Data excerpts:
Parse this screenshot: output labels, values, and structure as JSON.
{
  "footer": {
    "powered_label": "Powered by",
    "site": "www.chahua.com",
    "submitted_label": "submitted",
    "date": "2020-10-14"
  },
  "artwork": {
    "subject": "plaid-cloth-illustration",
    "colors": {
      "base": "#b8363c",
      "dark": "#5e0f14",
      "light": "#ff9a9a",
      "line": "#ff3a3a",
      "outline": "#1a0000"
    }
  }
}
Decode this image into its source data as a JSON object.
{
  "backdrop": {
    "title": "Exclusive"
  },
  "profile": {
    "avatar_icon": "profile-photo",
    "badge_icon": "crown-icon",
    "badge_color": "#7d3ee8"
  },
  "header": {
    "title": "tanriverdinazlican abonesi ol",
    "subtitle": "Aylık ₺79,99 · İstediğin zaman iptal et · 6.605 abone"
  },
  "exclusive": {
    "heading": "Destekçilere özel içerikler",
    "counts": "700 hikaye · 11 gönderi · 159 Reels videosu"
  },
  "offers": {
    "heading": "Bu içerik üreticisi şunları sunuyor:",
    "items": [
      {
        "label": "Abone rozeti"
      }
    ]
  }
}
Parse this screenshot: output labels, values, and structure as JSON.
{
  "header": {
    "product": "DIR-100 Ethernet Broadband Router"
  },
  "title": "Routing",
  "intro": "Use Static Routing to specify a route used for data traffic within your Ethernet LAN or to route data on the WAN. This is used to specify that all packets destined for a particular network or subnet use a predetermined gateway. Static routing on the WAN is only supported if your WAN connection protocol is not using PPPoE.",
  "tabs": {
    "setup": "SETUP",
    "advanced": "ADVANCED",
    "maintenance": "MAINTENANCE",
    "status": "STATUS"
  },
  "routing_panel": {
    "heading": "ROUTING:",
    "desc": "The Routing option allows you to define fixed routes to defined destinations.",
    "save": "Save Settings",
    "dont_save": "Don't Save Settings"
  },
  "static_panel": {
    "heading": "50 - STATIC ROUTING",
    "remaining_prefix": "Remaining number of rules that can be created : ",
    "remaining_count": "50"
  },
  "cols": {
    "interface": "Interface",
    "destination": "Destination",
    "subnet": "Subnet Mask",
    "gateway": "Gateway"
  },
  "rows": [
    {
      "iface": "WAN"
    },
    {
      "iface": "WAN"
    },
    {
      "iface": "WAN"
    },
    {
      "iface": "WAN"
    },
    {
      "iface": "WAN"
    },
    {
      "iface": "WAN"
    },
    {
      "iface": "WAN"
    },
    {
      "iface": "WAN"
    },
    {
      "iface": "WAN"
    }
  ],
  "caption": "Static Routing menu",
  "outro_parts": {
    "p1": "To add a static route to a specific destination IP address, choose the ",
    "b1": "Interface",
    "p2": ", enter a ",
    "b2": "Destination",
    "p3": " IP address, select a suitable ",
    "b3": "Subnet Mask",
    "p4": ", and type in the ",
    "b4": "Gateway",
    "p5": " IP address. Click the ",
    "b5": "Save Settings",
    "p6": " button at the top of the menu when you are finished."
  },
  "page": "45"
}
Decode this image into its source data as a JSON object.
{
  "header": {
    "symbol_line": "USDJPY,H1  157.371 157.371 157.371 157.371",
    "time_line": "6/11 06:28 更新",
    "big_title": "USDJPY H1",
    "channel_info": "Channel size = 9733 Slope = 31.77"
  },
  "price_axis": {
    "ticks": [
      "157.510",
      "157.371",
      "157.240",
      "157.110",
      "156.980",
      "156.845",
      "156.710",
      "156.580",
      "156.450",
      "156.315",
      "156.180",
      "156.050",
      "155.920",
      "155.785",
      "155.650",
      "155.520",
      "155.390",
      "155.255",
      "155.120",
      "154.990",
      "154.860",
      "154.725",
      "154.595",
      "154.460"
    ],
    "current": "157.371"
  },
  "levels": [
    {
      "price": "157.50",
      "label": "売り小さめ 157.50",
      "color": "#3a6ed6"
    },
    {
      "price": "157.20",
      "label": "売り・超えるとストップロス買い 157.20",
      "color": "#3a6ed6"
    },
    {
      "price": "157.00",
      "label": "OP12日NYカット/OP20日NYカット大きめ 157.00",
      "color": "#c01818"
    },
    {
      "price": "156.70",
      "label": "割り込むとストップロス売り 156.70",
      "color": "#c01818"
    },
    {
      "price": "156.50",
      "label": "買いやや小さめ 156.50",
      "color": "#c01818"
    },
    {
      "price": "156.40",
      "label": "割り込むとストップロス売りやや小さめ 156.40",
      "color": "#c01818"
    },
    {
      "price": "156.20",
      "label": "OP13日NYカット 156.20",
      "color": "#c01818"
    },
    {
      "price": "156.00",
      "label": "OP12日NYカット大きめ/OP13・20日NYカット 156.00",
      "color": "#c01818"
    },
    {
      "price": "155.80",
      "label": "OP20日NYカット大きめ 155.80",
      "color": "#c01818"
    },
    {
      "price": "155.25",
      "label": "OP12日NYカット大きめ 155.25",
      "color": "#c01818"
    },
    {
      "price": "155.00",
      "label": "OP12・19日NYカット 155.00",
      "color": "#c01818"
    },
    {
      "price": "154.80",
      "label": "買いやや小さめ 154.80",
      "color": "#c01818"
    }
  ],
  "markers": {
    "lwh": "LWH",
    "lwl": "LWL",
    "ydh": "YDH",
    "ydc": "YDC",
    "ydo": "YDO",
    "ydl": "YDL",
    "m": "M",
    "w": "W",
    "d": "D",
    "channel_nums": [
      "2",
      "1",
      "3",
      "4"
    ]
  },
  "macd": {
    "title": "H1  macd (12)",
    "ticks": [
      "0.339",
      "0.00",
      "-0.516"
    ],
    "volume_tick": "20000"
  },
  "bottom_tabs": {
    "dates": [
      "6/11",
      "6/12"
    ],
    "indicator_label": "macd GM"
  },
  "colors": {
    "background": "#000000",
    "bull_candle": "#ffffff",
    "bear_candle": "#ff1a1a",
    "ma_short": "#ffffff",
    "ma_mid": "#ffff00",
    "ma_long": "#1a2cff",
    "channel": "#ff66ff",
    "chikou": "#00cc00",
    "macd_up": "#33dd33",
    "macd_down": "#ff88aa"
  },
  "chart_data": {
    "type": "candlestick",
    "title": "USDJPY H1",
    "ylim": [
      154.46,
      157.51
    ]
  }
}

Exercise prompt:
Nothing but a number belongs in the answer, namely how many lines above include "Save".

Result of the exercise:
3